The vertical diet was designed by a bodybuilder for maximum muscle mass gain. But calling it a diet may be a bit misleading. A better way to describe it is an eating strategy. This strategy involves consuming small amounts of fruits, vegetables, fish, dairy, and legumes as a way to get all the micronutrients your body needs. This forms the base or “horizontal” part of the regimen. The “vertical” part includes large quantities of food that give your body the fuel and raw materials it needs to build muscle. These foods include white rice and red meat.
A Complement to Exercise
When you do exercises meant to stimulate muscle growth, you want to complement your workout with a full night’s rest and the right foods. The idea behind the vertical diet is that the red meat supplies your body with the amino acids, iron, and B vitamins it needs to build muscle. The white rice is an easy-to-digest carbohydrate that converts to energy for protein building. And the micronutrients are there to support this entire process.
Not for long-term use
This is not a weight-loss diet. On the contrary, this eating strategy will have you packing on the pounds in muscle. But as with all fad diets, it isn’t sustainable for the long run. Red meat is high in saturated fats and artery-clogging cholesterol.
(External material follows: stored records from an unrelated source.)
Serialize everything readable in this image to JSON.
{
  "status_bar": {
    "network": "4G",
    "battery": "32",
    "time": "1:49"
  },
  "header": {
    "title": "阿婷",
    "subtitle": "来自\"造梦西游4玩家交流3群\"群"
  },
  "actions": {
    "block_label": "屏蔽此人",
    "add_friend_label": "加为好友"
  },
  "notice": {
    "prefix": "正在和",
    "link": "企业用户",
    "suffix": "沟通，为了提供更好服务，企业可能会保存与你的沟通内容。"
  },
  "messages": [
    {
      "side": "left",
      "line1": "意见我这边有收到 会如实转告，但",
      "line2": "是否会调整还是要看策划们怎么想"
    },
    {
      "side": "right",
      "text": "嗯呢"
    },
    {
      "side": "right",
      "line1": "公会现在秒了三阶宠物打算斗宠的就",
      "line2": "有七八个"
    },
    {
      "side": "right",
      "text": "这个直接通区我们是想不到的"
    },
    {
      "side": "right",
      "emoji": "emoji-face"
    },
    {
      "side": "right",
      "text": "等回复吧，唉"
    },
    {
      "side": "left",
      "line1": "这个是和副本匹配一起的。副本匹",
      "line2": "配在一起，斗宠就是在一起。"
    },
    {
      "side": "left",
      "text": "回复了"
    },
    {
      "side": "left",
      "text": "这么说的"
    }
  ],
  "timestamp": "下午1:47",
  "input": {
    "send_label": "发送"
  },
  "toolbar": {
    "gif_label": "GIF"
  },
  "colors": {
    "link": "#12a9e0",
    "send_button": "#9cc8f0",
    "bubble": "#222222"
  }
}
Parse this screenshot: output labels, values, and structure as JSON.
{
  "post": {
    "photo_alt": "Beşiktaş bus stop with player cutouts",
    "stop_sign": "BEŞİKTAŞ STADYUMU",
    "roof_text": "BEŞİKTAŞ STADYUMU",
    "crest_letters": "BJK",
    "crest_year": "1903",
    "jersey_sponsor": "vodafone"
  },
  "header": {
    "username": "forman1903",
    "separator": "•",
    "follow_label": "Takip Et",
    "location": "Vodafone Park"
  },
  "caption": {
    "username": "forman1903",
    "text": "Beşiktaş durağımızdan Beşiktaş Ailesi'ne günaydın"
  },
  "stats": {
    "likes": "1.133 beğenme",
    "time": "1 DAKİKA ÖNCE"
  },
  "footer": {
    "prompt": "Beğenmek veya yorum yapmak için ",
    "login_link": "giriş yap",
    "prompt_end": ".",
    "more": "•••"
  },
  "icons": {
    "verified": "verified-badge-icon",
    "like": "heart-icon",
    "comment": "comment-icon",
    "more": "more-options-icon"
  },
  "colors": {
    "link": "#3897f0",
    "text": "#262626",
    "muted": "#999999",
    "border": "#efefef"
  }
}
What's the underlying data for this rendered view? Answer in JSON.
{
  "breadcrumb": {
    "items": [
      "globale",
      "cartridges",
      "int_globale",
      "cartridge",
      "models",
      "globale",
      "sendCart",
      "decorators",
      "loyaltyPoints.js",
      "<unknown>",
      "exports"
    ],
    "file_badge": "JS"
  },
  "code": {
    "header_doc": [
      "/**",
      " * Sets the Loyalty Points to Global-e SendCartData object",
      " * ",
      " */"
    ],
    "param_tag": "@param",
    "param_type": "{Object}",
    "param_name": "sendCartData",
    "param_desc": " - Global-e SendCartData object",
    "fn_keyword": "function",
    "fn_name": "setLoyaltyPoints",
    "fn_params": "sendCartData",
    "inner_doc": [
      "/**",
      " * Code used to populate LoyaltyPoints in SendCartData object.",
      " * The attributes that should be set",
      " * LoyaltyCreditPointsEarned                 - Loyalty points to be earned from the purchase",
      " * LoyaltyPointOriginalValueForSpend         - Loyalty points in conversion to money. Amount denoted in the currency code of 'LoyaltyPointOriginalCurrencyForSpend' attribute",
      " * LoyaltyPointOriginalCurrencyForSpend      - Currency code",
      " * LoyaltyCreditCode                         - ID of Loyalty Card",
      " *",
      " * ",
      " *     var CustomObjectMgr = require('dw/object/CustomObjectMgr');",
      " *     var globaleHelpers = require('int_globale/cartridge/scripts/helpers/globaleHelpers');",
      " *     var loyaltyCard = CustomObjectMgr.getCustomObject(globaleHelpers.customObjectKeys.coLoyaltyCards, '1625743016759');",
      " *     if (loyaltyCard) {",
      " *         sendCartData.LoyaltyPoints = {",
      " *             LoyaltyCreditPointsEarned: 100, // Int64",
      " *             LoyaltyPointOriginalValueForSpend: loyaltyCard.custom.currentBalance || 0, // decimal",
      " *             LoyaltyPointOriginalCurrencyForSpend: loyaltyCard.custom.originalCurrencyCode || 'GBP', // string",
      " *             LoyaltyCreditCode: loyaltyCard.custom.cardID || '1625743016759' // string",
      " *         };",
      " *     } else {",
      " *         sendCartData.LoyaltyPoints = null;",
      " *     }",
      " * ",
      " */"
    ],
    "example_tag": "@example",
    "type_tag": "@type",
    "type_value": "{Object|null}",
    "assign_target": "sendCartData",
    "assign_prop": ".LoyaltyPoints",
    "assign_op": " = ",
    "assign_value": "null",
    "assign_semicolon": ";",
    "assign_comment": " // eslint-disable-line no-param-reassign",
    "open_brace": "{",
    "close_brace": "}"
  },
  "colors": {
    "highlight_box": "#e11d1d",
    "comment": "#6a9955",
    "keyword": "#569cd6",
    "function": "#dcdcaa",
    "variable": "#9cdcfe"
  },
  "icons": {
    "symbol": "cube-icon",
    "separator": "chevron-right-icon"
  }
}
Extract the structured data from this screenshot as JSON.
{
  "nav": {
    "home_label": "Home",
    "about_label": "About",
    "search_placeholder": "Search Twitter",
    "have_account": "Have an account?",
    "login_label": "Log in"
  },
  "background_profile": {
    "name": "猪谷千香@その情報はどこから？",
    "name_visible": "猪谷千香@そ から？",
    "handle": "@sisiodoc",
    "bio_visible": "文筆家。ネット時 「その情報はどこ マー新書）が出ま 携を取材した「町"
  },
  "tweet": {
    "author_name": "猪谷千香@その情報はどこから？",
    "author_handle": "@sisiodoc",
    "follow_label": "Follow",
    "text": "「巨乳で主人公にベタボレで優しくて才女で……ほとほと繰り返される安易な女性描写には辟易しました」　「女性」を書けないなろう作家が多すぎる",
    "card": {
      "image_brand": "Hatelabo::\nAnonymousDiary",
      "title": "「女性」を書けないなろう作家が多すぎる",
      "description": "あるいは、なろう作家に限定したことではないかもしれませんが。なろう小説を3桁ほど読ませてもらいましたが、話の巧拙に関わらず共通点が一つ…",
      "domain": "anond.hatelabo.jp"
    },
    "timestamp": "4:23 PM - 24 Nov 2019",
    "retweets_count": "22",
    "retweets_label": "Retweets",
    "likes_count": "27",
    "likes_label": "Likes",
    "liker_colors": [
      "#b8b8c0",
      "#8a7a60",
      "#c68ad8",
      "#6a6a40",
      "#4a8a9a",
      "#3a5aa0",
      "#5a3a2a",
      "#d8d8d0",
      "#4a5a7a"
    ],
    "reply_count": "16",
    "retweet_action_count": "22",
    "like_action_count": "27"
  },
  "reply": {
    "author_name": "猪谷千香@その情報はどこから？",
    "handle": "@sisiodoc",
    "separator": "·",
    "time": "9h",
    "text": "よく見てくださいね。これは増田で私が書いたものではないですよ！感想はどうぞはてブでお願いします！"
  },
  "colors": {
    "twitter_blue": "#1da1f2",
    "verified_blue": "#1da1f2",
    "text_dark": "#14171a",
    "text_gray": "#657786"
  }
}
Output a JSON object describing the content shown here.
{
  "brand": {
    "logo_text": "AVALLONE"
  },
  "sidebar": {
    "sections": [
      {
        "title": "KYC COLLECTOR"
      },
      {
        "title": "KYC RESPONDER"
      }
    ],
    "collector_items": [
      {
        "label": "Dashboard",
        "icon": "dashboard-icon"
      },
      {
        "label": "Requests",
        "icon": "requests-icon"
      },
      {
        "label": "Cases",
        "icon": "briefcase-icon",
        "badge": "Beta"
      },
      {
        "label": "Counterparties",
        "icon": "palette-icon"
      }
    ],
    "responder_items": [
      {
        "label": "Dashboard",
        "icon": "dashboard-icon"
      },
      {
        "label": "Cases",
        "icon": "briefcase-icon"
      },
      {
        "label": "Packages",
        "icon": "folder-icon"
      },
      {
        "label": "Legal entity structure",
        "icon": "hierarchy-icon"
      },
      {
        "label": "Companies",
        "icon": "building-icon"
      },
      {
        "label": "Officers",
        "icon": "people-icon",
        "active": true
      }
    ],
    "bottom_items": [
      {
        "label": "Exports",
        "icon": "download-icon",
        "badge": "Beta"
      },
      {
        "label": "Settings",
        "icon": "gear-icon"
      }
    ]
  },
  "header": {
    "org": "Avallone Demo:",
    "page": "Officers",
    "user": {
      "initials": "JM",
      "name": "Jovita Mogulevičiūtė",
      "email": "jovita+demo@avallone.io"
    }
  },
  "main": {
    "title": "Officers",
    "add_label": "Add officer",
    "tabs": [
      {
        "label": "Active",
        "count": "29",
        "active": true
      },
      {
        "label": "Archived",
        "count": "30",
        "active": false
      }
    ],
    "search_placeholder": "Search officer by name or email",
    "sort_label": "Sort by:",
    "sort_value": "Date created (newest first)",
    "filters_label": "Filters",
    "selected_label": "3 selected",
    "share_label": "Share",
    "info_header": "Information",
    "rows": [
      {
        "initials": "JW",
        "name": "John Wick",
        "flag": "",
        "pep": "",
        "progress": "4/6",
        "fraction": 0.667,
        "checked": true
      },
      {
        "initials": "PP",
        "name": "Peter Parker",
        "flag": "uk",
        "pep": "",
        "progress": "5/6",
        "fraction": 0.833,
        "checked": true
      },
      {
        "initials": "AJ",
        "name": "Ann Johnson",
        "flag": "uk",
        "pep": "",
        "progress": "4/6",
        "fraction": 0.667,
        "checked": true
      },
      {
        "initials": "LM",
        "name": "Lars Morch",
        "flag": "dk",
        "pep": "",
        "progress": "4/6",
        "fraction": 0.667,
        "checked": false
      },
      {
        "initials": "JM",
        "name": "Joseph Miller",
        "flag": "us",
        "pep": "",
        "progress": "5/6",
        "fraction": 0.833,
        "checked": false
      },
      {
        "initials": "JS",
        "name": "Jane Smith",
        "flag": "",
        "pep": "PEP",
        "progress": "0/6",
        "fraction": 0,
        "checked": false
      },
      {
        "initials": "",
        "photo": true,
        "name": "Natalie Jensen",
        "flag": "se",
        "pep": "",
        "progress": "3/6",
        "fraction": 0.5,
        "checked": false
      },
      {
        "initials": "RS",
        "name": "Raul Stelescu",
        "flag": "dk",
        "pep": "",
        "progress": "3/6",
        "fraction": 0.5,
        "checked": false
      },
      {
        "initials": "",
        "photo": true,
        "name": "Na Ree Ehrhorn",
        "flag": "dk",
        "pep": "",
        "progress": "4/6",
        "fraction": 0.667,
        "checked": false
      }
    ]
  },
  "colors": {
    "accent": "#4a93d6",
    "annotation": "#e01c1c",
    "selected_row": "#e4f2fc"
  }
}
You still need fiber from fruits and vegetables, as well as antioxidants to protect your cells from the damage caused by protein synthesis.
Yes, muscle-building requires tearing down muscles and rebuilding them. But your body isn’t a construction site you can just demolish and renovate in one fell swoop. In actuality, it’s more like thousands of chemical reactions happening all at once. But many by-products of these chemical reactions are harmful and can cause cell damage. Eating foods that are high in antioxidants can help protect your cells.
So…should you try it?
Sure! If you want to fuel your body without using protein shakes and other highly-processed foods, give it a try. The vertical diet is an excellent way to ensure you’re getting enough calories each day. But if you’re looking for a healthy lifestyle change, the vertical diet may not be right for you. If you’re unsure about how you should proceed, speak to a licensed dietician or your doctor.